He is great in the breakdown and at getting turnovers and also is a powerful runner with ball in hand. Having played from 6 to 8 for the Steamers and the Chiefs in the past, he also shows great versatility. And All Blacks selectors love having versatility on the bench.
At 23, he is still getting better and is already overtaking his brother as the Blues' No. 1 openside.
Could this be the next great player unearthed by Gordon Tietjens?
Who knows where the All Blacks would be without Titch? Just look at some of the names that have come out of that Sevens team: Lomu, Rokocoko, Evans, Dagg, Vito. And that's only a few of them.
Declan O'Donnell is definitely fit; you'd have to be to survive in that Sevens team. He also has outstanding pace and a nose for the try-line to go with outstanding agility. He has the talent to line up anywhere in the back three.
He impressed for Waikato. Now is time for him to make the next step—Super Rugby.
In 2009, Julian Savea demolished his way towards the IRB Under 20 Player of the Year Award.
He's been touted as the next Jonah Lomu due to his size, strength and hard-nosed running style. He wasn't amazing last year, but really, who in the Hurricanes was?
With some time in a better coaching environment, he could become the next blockbusting winger to play for the All Blacks.
His only weaknesses are his distribution and work-rate, but he's still young and has time to remedy those problems.
Perhaps the one threat to Luke Braid's All Black aspirations is his rival down south, Matt Todd.
Todd has already beaten one test, All Black George Whitelock, as the next openside in the Crusaders and Canterbury pecking order. In fact, he even stirred up some controversy by playing David Pocock in All Blacks training, due to his incredible fetching ability. He is also a solid ball-runner and doesn't mind playing 6.
As great as McCaw and his career have been, he is no longer the turnover magnet he used to be. It's time to start grooming the successor to Sir Richie. Braid or Todd should be the next choice.
Josh Bekhuis has been playing Super Rugby for a while, but he was normally stuck behind guys like Tom Donnelly, Hayden Triggs and, most recently, Jarrad Hoeata. But whenever he did make it to the field, he showed great promise.
He definitely has the prototypical size for a lock at 2 m and 110 kg. He plays a lot like Anthony Boric, being great in the lineouts and running the ball hard.

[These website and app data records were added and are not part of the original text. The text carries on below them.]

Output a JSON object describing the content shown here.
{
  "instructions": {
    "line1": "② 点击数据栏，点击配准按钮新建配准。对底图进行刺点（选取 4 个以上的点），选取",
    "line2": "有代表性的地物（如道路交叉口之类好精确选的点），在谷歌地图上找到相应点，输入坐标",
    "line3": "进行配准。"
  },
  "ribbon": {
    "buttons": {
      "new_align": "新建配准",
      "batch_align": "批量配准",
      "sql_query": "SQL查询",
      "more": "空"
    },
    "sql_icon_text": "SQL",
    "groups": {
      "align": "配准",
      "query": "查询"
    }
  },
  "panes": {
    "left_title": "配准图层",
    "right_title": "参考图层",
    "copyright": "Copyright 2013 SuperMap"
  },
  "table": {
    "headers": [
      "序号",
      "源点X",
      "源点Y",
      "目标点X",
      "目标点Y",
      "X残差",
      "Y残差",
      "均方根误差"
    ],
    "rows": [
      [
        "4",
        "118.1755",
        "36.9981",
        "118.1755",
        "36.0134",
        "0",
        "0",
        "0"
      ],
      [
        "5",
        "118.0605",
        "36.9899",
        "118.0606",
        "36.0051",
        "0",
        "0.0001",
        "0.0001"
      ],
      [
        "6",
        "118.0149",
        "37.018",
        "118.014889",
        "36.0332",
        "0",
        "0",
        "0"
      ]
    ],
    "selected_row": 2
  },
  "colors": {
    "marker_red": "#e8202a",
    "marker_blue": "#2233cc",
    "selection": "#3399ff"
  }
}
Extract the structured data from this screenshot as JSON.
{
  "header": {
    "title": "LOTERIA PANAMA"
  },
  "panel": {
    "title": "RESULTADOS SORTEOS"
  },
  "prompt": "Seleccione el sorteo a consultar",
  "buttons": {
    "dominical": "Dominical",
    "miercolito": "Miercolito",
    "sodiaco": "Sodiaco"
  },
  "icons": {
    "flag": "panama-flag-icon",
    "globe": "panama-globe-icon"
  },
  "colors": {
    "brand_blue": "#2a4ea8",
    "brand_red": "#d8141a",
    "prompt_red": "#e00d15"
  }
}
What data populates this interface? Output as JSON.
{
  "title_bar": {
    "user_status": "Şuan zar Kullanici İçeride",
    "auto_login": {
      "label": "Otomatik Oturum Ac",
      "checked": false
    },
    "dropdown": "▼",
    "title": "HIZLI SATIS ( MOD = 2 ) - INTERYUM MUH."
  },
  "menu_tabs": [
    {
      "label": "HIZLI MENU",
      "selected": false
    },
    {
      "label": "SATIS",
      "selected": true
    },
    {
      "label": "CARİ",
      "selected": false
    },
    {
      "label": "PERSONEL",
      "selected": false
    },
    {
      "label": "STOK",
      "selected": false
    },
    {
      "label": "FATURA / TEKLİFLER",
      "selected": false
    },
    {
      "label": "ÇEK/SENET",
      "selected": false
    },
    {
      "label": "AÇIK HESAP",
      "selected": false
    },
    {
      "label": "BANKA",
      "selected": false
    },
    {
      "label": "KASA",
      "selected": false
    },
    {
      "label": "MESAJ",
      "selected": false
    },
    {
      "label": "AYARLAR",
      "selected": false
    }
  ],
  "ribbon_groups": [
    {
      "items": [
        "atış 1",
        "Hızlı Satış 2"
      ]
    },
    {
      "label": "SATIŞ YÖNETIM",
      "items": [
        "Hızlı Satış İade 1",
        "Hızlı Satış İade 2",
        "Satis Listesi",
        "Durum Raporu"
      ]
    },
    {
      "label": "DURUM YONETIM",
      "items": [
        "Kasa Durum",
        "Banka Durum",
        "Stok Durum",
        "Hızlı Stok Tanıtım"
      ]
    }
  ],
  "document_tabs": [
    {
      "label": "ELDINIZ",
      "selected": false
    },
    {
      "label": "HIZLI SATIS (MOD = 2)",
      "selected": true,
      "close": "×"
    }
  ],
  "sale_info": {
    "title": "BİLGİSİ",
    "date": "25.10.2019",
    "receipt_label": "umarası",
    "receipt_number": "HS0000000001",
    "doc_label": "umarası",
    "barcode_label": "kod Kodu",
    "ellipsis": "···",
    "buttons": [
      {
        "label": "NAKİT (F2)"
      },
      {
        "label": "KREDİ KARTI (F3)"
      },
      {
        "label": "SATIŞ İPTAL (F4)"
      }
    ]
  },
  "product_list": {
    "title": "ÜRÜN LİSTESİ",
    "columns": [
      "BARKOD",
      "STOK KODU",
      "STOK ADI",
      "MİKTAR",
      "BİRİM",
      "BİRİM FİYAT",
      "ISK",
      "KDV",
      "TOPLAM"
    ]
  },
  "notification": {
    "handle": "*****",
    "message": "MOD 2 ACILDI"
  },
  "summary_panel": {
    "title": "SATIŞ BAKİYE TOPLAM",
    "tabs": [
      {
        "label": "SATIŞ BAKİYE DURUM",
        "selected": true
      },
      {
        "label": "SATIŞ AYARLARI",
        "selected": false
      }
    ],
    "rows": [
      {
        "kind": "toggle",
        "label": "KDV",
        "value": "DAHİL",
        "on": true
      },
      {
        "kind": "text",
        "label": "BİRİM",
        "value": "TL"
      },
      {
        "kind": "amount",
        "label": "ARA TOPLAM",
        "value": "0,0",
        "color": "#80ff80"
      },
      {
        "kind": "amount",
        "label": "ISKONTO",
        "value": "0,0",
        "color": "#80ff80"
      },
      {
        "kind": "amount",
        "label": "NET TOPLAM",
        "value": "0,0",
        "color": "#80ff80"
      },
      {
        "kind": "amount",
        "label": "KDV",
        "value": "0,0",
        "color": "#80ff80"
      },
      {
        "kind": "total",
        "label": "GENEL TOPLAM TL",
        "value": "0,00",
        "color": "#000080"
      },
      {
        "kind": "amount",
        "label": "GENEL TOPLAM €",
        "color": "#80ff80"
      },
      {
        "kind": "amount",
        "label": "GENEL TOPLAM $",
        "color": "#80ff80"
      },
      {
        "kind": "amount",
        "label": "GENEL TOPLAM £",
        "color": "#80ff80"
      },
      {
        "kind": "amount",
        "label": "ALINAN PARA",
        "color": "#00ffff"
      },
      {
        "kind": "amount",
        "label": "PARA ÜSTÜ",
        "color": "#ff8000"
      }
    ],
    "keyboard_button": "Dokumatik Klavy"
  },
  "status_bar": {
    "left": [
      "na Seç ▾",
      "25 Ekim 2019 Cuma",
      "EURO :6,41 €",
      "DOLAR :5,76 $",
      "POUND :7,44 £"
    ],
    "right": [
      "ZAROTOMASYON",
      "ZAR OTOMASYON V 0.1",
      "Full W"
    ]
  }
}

Since Donnelly is moving up north to the Crusaders, this Southlander should get more game time and could make a case for at least the bench once test season comes along.